=== TO DO ===
For every record, give an exact copy that has no pictures in it.
┌──
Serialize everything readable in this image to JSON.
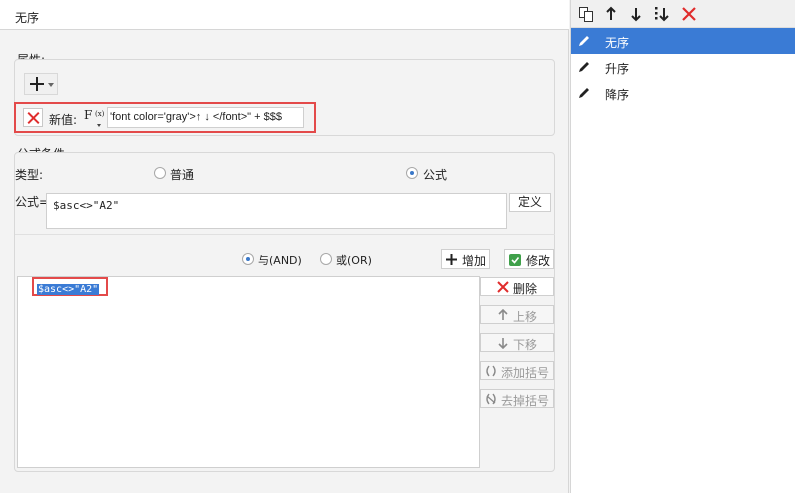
{
  "title": "无序",
  "properties": {
    "group_label": "属性:",
    "new_value_label": "新值:",
    "formula_icon_text": "F",
    "formula_icon_sub": "(x)",
    "new_value_expression": "'font color='gray'>↑ ↓ </font>\" + $$$"
  },
  "formula_condition": {
    "group_label": "公式条件",
    "type_label": "类型:",
    "type_options": [
      {
        "label": "普通",
        "selected": false
      },
      {
        "label": "公式",
        "selected": true
      }
    ],
    "formula_label": "公式=",
    "formula_value": "$asc<>\"A2\"",
    "define_button": "定义"
  },
  "logic": {
    "and_label": "与(AND)",
    "or_label": "或(OR)",
    "and_selected": true,
    "add_button": "增加",
    "modify_button": "修改"
  },
  "conditions": [
    "$asc<>\"A2\""
  ],
  "actions": {
    "delete": "删除",
    "move_up": "上移",
    "move_down": "下移",
    "add_bracket": "添加括号",
    "remove_bracket": "去掉括号"
  },
  "sort_list": [
    {
      "label": "无序",
      "selected": true
    },
    {
      "label": "升序",
      "selected": false
    },
    {
      "label": "降序",
      "selected": false
    }
  ],
  "colors": {
    "highlight_border": "#e34a4a",
    "selection": "#3a7bd5",
    "delete_icon": "#e02c2c"
  }
}
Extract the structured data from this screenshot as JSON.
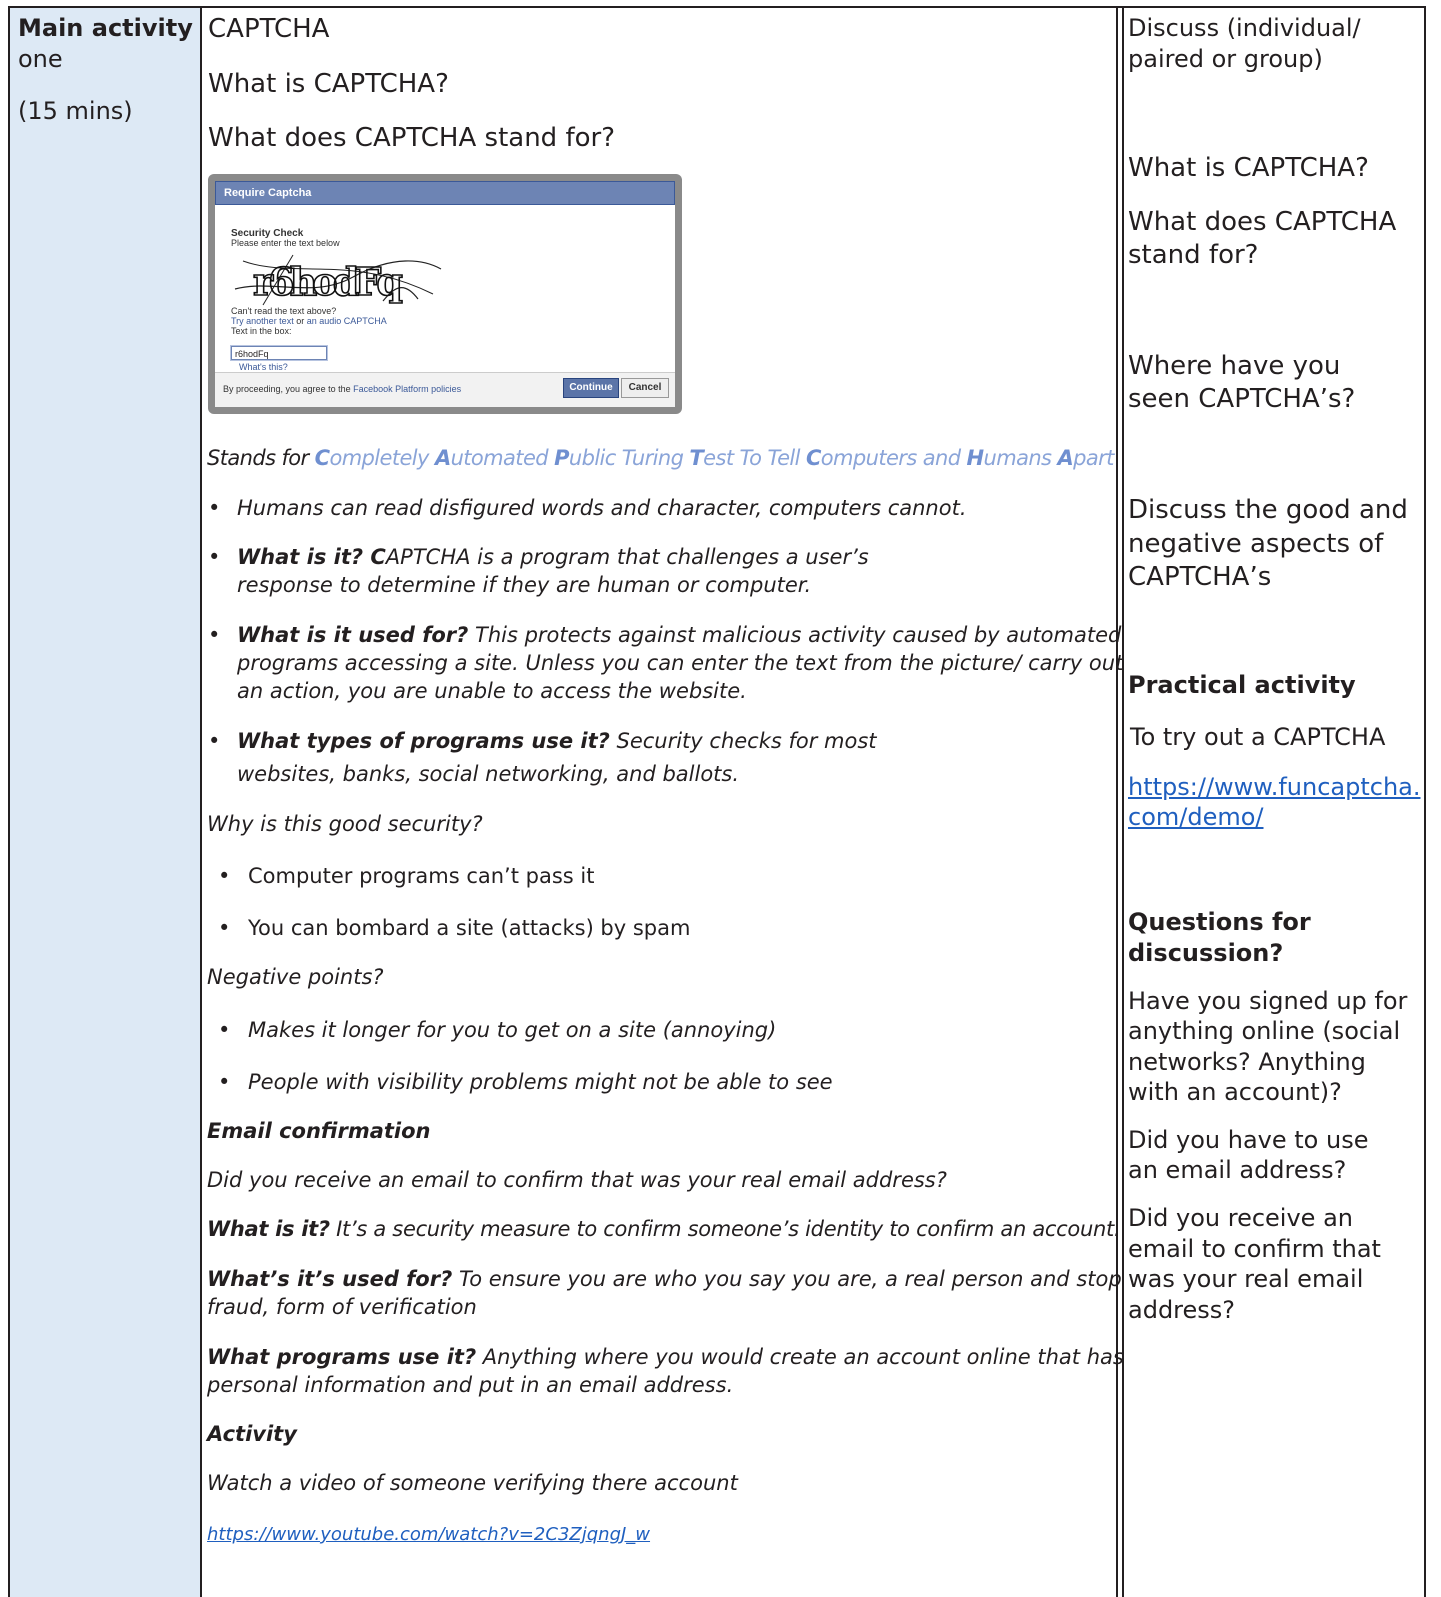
{
  "left": {
    "title": "Main activity",
    "sub": "one",
    "duration": "(15 mins)"
  },
  "main": {
    "heading": "CAPTCHA",
    "q1": "What is CAPTCHA?",
    "q2": "What does CAPTCHA stand for?",
    "captcha": {
      "window_title": "Require Captcha",
      "security_check": "Security Check",
      "please_enter": "Please enter the text below",
      "captcha_text": "r6hodFq",
      "cant_read": "Can't read the text above?",
      "try_another": "Try another text",
      "or": "or",
      "audio": "an audio CAPTCHA",
      "text_in_box": "Text in the box:",
      "input_value": "r6hodFq",
      "whats_this": "What's this?",
      "proceeding": "By proceeding, you agree to the",
      "policies": "Facebook Platform policies",
      "continue_label": "Continue",
      "cancel_label": "Cancel"
    },
    "stands_for": {
      "lead": "Stands for ",
      "parts": [
        {
          "cap": "C",
          "rest": "ompletely "
        },
        {
          "cap": "A",
          "rest": "utomated "
        },
        {
          "cap": "P",
          "rest": "ublic Turing "
        },
        {
          "cap": "T",
          "rest": "est To Tell  "
        },
        {
          "cap": "C",
          "rest": "omputers and "
        },
        {
          "cap": "H",
          "rest": "umans "
        },
        {
          "cap": "A",
          "rest": "part"
        }
      ]
    },
    "bullets": {
      "b1": "Humans can read disfigured words and character, computers cannot.",
      "b2_bold": "What is it? C",
      "b2_l1": "APTCHA is a program that challenges a user’s",
      "b2_l2": "response to determine if they are human or computer.",
      "b3_bold": "What is it used for?",
      "b3_l1": " This protects against malicious activity caused by automated",
      "b3_l2": "programs accessing a site. Unless you can enter the text from the picture/ carry out",
      "b3_l3": "an action, you are unable to access the website.",
      "b4_bold": "What types of programs use it?",
      "b4_l1": " Security checks for most",
      "b4_l2": "websites, banks, social networking, and ballots."
    },
    "why_good": "Why is this good security?",
    "good_points": [
      "Computer programs can’t pass it",
      "You can bombard a site (attacks) by spam"
    ],
    "negative": "Negative points?",
    "negative_points": [
      "Makes it longer for you to get on a site (annoying)",
      "People with visibility problems might not be able to see"
    ],
    "email_heading": "Email confirmation",
    "email_q": "Did you receive an email to confirm that was your real email address?",
    "email_what_bold": "What is it?",
    "email_what": " It’s a security measure to confirm someone’s identity to confirm an account.",
    "email_used_bold": "What’s it’s used for?",
    "email_used_l1": "  To ensure you are who you say you are, a real person and stop",
    "email_used_l2": "fraud, form of verification",
    "email_prog_bold": "What programs use it?",
    "email_prog_l1": " Anything where you would create an account online that has",
    "email_prog_l2": "personal information and put in an email address.",
    "activity_heading": "Activity",
    "activity_text": "Watch a video of someone verifying there account",
    "activity_link": "https://www.youtube.com/watch?v=2C3ZjqngJ_w"
  },
  "right": {
    "discuss_l1": "Discuss (individual/",
    "discuss_l2": "paired or group)",
    "q1": "What is CAPTCHA?",
    "q2_l1": "What does CAPTCHA",
    "q2_l2": "stand for?",
    "q3_l1": "Where have you",
    "q3_l2": "seen CAPTCHA’s?",
    "q4_l1": "Discuss the good and",
    "q4_l2": "negative aspects of",
    "q4_l3": "CAPTCHA’s",
    "practical": "Practical activity",
    "try_out": "To try out a CAPTCHA",
    "link_l1": "https://www.funcaptcha.",
    "link_l2": "com/demo/",
    "questions_l1": "Questions for",
    "questions_l2": "discussion?",
    "d1_l1": "Have you signed up for",
    "d1_l2": "anything online (social",
    "d1_l3": "networks? Anything",
    "d1_l4": "with an account)?",
    "d2_l1": "Did you have to use",
    "d2_l2": "an email address?",
    "d3_l1": "Did you receive an",
    "d3_l2": "email to confirm that",
    "d3_l3": "was your real email",
    "d3_l4": "address?"
  }
}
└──
=== ANSWER SPACE ===
Serialize everything readable in this image to JSON.
{
  "title": "无序",
  "properties": {
    "group_label": "属性:",
    "new_value_label": "新值:",
    "formula_icon_text": "F",
    "formula_icon_sub": "(x)",
    "new_value_expression": "'font color='gray'>↑ ↓ </font>\" + $$$"
  },
  "formula_condition": {
    "group_label": "公式条件",
    "type_label": "类型:",
    "type_options": [
      {
        "label": "普通",
        "selected": false
      },
      {
        "label": "公式",
        "selected": true
      }
    ],
    "formula_label": "公式=",
    "formula_value": "$asc<>\"A2\"",
    "define_button": "定义"
  },
  "logic": {
    "and_label": "与(AND)",
    "or_label": "或(OR)",
    "and_selected": true,
    "add_button": "增加",
    "modify_button": "修改"
  },
  "conditions": [
    "$asc<>\"A2\""
  ],
  "actions": {
    "delete": "删除",
    "move_up": "上移",
    "move_down": "下移",
    "add_bracket": "添加括号",
    "remove_bracket": "去掉括号"
  },
  "sort_list": [
    {
      "label": "无序",
      "selected": true
    },
    {
      "label": "升序",
      "selected": false
    },
    {
      "label": "降序",
      "selected": false
    }
  ],
  "colors": {
    "highlight_border": "#e34a4a",
    "selection": "#3a7bd5",
    "delete_icon": "#e02c2c"
  }
}
Extract the structured data from this screenshot as JSON.
{
  "left": {
    "title": "Main activity",
    "sub": "one",
    "duration": "(15 mins)"
  },
  "main": {
    "heading": "CAPTCHA",
    "q1": "What is CAPTCHA?",
    "q2": "What does CAPTCHA stand for?",
    "captcha": {
      "window_title": "Require Captcha",
      "security_check": "Security Check",
      "please_enter": "Please enter the text below",
      "captcha_text": "r6hodFq",
      "cant_read": "Can't read the text above?",
      "try_another": "Try another text",
      "or": "or",
      "audio": "an audio CAPTCHA",
      "text_in_box": "Text in the box:",
      "input_value": "r6hodFq",
      "whats_this": "What's this?",
      "proceeding": "By proceeding, you agree to the",
      "policies": "Facebook Platform policies",
      "continue_label": "Continue",
      "cancel_label": "Cancel"
    },
    "stands_for": {
      "lead": "Stands for ",
      "parts": [
        {
          "cap": "C",
          "rest": "ompletely "
        },
        {
          "cap": "A",
          "rest": "utomated "
        },
        {
          "cap": "P",
          "rest": "ublic Turing "
        },
        {
          "cap": "T",
          "rest": "est To Tell  "
        },
        {
          "cap": "C",
          "rest": "omputers and "
        },
        {
          "cap": "H",
          "rest": "umans "
        },
        {
          "cap": "A",
          "rest": "part"
        }
      ]
    },
    "bullets": {
      "b1": "Humans can read disfigured words and character, computers cannot.",
      "b2_bold": "What is it? C",
      "b2_l1": "APTCHA is a program that challenges a user’s",
      "b2_l2": "response to determine if they are human or computer.",
      "b3_bold": "What is it used for?",
      "b3_l1": " This protects against malicious activity caused by automated",
      "b3_l2": "programs accessing a site. Unless you can enter the text from the picture/ carry out",
      "b3_l3": "an action, you are unable to access the website.",
      "b4_bold": "What types of programs use it?",
      "b4_l1": " Security checks for most",
      "b4_l2": "websites, banks, social networking, and ballots."
    },
    "why_good": "Why is this good security?",
    "good_points": [
      "Computer programs can’t pass it",
      "You can bombard a site (attacks) by spam"
    ],
    "negative": "Negative points?",
    "negative_points": [
      "Makes it longer for you to get on a site (annoying)",
      "People with visibility problems might not be able to see"
    ],
    "email_heading": "Email confirmation",
    "email_q": "Did you receive an email to confirm that was your real email address?",
    "email_what_bold": "What is it?",
    "email_what": " It’s a security measure to confirm someone’s identity to confirm an account.",
    "email_used_bold": "What’s it’s used for?",
    "email_used_l1": "  To ensure you are who you say you are, a real person and stop",
    "email_used_l2": "fraud, form of verification",
    "email_prog_bold": "What programs use it?",
    "email_prog_l1": " Anything where you would create an account online that has",
    "email_prog_l2": "personal information and put in an email address.",
    "activity_heading": "Activity",
    "activity_text": "Watch a video of someone verifying there account",
    "activity_link": "https://www.youtube.com/watch?v=2C3ZjqngJ_w"
  },
  "right": {
    "discuss_l1": "Discuss (individual/",
    "discuss_l2": "paired or group)",
    "q1": "What is CAPTCHA?",
    "q2_l1": "What does CAPTCHA",
    "q2_l2": "stand for?",
    "q3_l1": "Where have you",
    "q3_l2": "seen CAPTCHA’s?",
    "q4_l1": "Discuss the good and",
    "q4_l2": "negative aspects of",
    "q4_l3": "CAPTCHA’s",
    "practical": "Practical activity",
    "try_out": "To try out a CAPTCHA",
    "link_l1": "https://www.funcaptcha.",
    "link_l2": "com/demo/",
    "questions_l1": "Questions for",
    "questions_l2": "discussion?",
    "d1_l1": "Have you signed up for",
    "d1_l2": "anything online (social",
    "d1_l3": "networks? Anything",
    "d1_l4": "with an account)?",
    "d2_l1": "Did you have to use",
    "d2_l2": "an email address?",
    "d3_l1": "Did you receive an",
    "d3_l2": "email to confirm that",
    "d3_l3": "was your real email",
    "d3_l4": "address?"
  }
}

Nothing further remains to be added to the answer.